**WHAT YOU HAVE TO DO**. The number needed is how many lines in these entries contain "left"; give it alone.

___

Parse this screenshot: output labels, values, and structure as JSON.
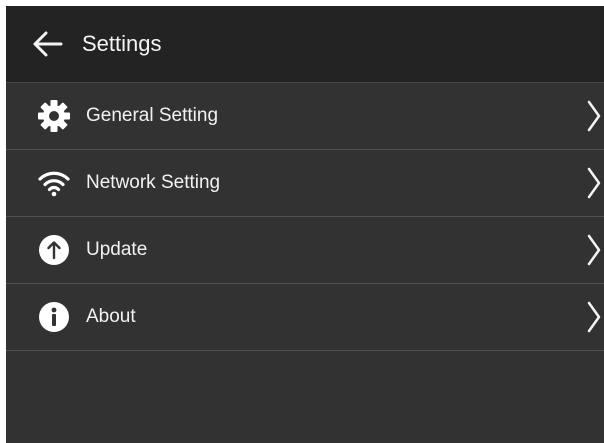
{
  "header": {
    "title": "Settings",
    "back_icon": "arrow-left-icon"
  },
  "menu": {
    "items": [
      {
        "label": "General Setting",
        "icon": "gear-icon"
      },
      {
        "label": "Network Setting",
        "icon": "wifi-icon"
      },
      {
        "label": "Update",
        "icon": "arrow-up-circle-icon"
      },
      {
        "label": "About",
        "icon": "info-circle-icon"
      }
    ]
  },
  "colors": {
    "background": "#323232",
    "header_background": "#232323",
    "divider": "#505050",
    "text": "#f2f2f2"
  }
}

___

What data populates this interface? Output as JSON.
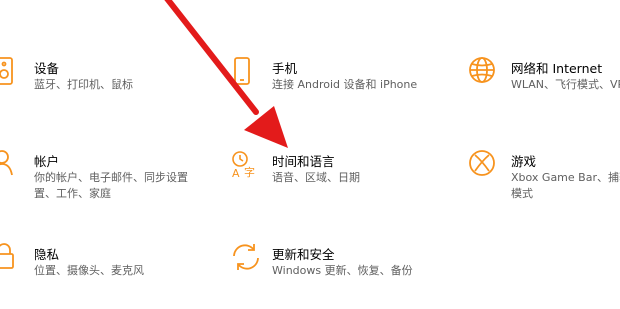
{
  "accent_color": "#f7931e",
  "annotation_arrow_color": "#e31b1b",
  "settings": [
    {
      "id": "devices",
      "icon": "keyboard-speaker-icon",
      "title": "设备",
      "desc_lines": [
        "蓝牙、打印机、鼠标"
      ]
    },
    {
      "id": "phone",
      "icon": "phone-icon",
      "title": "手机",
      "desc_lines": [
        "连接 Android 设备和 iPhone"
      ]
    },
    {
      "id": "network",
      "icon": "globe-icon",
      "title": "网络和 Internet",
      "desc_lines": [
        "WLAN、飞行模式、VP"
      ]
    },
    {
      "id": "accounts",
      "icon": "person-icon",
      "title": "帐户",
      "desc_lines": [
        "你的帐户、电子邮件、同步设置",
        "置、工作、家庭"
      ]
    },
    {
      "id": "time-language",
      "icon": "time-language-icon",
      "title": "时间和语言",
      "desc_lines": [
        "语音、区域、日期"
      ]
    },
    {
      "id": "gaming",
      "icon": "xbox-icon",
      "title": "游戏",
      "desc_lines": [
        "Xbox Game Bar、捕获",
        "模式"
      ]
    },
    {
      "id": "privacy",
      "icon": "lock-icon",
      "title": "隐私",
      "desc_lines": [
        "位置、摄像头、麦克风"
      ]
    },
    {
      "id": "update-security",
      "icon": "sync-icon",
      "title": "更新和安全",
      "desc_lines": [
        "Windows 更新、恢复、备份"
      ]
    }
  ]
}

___

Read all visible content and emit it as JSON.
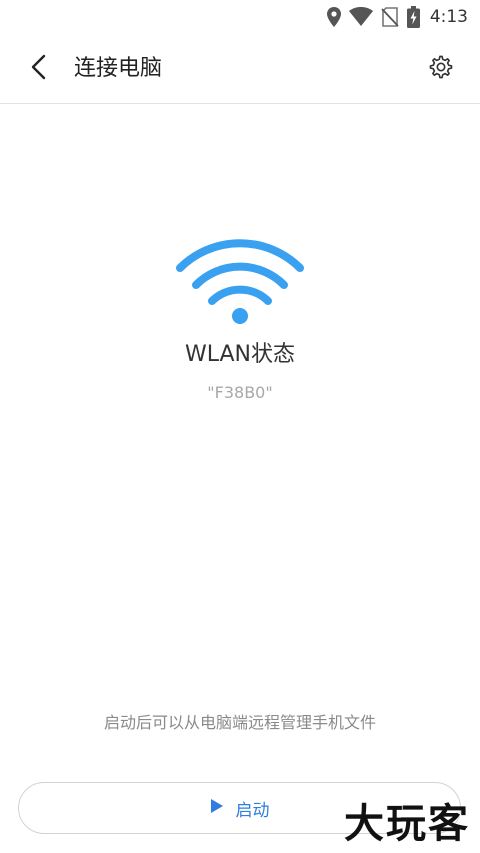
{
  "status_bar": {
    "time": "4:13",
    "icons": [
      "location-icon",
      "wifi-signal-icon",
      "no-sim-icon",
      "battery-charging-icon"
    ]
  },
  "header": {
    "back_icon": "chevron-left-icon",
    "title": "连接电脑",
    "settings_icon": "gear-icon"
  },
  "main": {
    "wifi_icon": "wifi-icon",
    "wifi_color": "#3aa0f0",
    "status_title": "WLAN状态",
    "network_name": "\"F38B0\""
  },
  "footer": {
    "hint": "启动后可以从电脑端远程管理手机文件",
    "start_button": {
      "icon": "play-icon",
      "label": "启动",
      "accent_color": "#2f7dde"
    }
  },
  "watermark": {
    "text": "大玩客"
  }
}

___

**REPLY TO THE EXERCISE**. 2